WHAT THE TASK REQUIRES:
Only lines containing the string "Purchase" belong in the answer; find them in the records and copy them.

RECORDS SHOWN:
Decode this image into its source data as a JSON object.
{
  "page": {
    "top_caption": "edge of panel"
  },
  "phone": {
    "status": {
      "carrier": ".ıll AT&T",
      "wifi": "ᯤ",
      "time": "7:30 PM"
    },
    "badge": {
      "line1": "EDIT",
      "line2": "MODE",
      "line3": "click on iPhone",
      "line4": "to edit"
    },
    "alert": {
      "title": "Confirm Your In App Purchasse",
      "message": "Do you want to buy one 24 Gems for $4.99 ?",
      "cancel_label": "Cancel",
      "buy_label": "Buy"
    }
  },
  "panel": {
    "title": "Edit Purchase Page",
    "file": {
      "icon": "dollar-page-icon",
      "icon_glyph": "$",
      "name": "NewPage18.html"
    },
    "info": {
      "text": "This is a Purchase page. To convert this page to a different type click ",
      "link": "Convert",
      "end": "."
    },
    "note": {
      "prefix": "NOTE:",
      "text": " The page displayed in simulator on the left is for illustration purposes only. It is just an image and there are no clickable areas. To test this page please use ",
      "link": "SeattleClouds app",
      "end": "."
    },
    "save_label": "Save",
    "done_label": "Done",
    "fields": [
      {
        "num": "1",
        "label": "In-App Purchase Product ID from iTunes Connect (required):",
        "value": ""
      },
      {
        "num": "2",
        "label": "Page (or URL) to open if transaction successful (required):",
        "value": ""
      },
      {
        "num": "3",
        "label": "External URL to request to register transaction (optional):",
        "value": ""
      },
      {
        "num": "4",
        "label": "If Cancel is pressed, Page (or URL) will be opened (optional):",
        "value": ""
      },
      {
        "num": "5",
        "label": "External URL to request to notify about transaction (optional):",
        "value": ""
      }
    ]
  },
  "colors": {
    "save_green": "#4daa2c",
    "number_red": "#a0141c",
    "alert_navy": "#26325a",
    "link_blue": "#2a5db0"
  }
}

EXERCISE RESPONSE:
    "title": "Edit Purchase Page",
      "text": "This is a Purchase page. To convert this page to a different type click ",
        "label": "In-App Purchase Product ID from iTunes Connect (required):",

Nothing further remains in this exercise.